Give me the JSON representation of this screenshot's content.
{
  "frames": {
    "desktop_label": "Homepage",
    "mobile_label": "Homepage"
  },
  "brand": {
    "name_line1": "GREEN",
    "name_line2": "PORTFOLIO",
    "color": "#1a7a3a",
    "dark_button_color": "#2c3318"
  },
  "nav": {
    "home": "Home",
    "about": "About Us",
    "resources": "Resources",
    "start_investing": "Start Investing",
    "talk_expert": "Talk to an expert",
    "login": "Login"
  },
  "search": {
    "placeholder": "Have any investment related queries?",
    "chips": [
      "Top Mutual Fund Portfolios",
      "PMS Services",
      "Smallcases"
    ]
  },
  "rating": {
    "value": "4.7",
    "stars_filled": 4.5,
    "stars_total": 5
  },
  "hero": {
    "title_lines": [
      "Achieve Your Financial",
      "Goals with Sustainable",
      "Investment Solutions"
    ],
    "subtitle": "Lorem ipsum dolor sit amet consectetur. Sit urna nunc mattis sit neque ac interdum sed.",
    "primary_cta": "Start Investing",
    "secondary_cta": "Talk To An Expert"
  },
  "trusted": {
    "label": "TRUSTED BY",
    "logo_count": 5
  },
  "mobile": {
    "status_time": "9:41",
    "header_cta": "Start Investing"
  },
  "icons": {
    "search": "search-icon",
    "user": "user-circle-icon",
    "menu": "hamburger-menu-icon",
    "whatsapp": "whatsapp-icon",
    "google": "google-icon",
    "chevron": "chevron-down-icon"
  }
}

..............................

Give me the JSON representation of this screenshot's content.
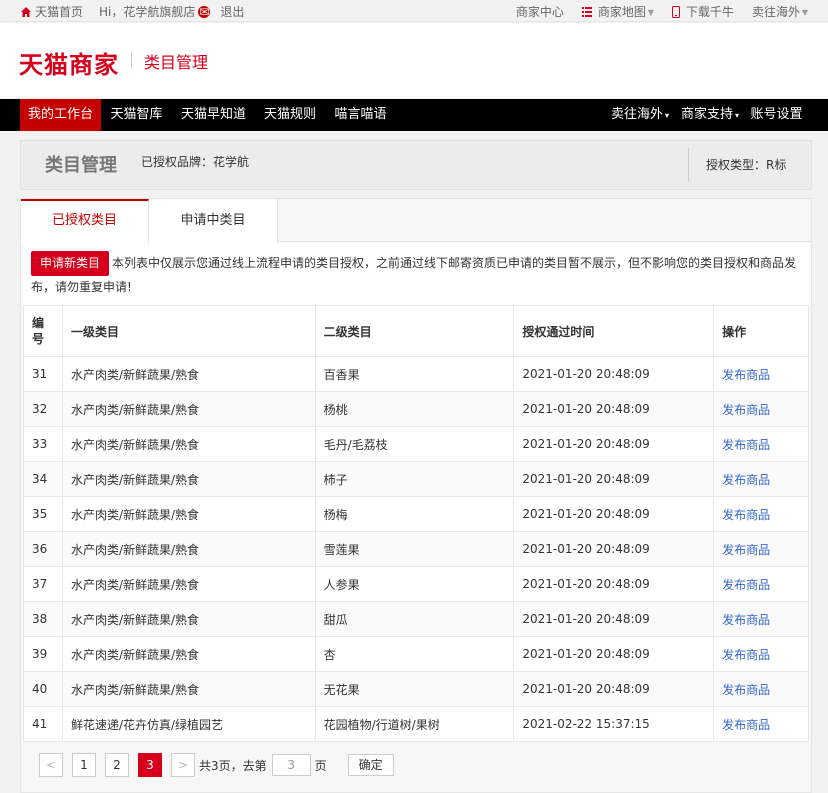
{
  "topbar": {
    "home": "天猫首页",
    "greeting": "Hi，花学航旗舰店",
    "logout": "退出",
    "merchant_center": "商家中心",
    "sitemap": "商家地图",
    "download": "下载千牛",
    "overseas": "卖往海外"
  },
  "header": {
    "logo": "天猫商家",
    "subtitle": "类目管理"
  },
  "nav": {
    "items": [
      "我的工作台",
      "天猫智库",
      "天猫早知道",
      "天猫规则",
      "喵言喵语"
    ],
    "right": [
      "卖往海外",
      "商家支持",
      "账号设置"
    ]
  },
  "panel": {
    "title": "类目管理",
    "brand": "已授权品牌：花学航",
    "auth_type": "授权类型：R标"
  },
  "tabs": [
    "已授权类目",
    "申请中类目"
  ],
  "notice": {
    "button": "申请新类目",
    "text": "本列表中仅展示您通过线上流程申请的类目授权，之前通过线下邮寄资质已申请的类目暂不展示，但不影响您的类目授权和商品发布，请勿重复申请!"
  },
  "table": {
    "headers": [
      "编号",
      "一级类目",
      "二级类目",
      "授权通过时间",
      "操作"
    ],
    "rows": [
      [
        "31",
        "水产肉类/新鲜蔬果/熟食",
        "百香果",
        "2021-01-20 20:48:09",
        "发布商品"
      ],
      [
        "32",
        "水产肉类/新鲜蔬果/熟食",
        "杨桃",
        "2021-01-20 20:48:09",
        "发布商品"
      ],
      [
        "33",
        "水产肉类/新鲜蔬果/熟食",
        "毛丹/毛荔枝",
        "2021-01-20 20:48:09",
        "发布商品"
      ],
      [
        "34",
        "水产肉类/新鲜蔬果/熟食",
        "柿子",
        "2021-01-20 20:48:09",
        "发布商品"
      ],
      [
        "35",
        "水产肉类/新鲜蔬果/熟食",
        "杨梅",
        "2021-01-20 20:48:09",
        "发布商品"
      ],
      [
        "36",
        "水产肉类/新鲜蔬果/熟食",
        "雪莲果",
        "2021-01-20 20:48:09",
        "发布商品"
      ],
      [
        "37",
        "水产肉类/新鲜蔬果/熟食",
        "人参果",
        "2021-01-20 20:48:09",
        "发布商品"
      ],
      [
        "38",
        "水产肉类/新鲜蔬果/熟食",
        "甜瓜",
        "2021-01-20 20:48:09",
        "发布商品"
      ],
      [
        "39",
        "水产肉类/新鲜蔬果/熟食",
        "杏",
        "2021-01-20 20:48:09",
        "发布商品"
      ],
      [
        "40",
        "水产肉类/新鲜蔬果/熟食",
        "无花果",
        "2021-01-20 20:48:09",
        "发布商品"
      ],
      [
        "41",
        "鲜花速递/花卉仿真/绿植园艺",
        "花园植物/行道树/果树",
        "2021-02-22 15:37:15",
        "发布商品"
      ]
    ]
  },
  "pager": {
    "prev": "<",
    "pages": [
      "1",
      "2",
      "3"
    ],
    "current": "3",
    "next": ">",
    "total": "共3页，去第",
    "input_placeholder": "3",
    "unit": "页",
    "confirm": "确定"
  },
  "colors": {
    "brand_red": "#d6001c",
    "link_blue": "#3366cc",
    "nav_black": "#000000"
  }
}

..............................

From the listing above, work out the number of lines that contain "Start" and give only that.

**Your response:** 3